[Component data from apps and pages]

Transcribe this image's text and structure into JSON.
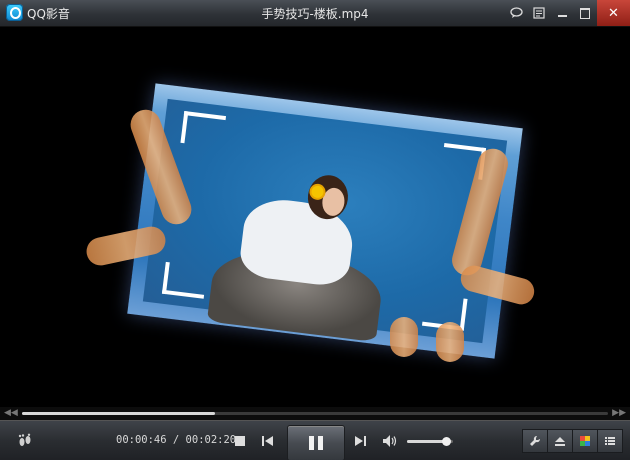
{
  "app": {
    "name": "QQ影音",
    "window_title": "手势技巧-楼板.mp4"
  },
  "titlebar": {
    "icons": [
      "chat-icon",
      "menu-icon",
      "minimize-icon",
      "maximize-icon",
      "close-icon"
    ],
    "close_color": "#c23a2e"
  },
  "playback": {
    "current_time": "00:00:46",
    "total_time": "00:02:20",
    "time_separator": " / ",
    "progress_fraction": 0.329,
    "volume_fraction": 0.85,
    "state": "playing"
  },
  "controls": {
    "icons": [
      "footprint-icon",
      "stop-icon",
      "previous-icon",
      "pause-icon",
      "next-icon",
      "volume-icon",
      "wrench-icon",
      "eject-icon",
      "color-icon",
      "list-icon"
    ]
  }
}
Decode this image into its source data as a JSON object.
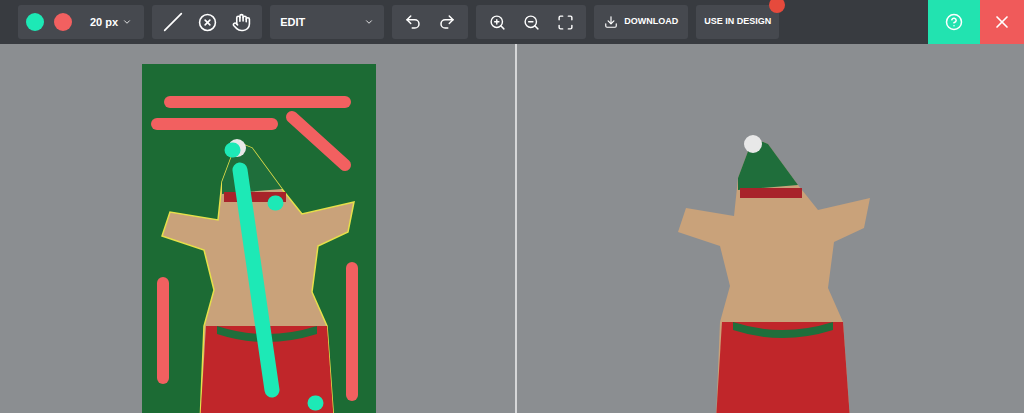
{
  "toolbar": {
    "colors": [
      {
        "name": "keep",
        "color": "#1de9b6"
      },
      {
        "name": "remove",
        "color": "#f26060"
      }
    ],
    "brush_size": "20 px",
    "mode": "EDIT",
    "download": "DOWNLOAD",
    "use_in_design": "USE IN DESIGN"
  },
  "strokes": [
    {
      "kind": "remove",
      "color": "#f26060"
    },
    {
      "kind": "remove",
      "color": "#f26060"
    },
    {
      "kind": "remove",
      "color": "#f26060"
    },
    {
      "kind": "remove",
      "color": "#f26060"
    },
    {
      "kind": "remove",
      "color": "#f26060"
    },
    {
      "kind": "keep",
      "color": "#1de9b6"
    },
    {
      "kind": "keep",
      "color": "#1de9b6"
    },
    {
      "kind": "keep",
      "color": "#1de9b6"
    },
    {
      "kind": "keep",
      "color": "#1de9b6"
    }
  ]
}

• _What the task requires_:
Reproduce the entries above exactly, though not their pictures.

• _Response area_:
Transcribe this image's text and structure into JSON.
{
  "app": {
    "name": "QQ影音",
    "window_title": "手势技巧-楼板.mp4"
  },
  "titlebar": {
    "icons": [
      "chat-icon",
      "menu-icon",
      "minimize-icon",
      "maximize-icon",
      "close-icon"
    ],
    "close_color": "#c23a2e"
  },
  "playback": {
    "current_time": "00:00:46",
    "total_time": "00:02:20",
    "time_separator": " / ",
    "progress_fraction": 0.329,
    "volume_fraction": 0.85,
    "state": "playing"
  },
  "controls": {
    "icons": [
      "footprint-icon",
      "stop-icon",
      "previous-icon",
      "pause-icon",
      "next-icon",
      "volume-icon",
      "wrench-icon",
      "eject-icon",
      "color-icon",
      "list-icon"
    ]
  }
}
Decode this image into its source data as a JSON object.
{
  "toolbar": {
    "colors": [
      {
        "name": "keep",
        "color": "#1de9b6"
      },
      {
        "name": "remove",
        "color": "#f26060"
      }
    ],
    "brush_size": "20 px",
    "mode": "EDIT",
    "download": "DOWNLOAD",
    "use_in_design": "USE IN DESIGN"
  },
  "strokes": [
    {
      "kind": "remove",
      "color": "#f26060"
    },
    {
      "kind": "remove",
      "color": "#f26060"
    },
    {
      "kind": "remove",
      "color": "#f26060"
    },
    {
      "kind": "remove",
      "color": "#f26060"
    },
    {
      "kind": "remove",
      "color": "#f26060"
    },
    {
      "kind": "keep",
      "color": "#1de9b6"
    },
    {
      "kind": "keep",
      "color": "#1de9b6"
    },
    {
      "kind": "keep",
      "color": "#1de9b6"
    },
    {
      "kind": "keep",
      "color": "#1de9b6"
    }
  ]
}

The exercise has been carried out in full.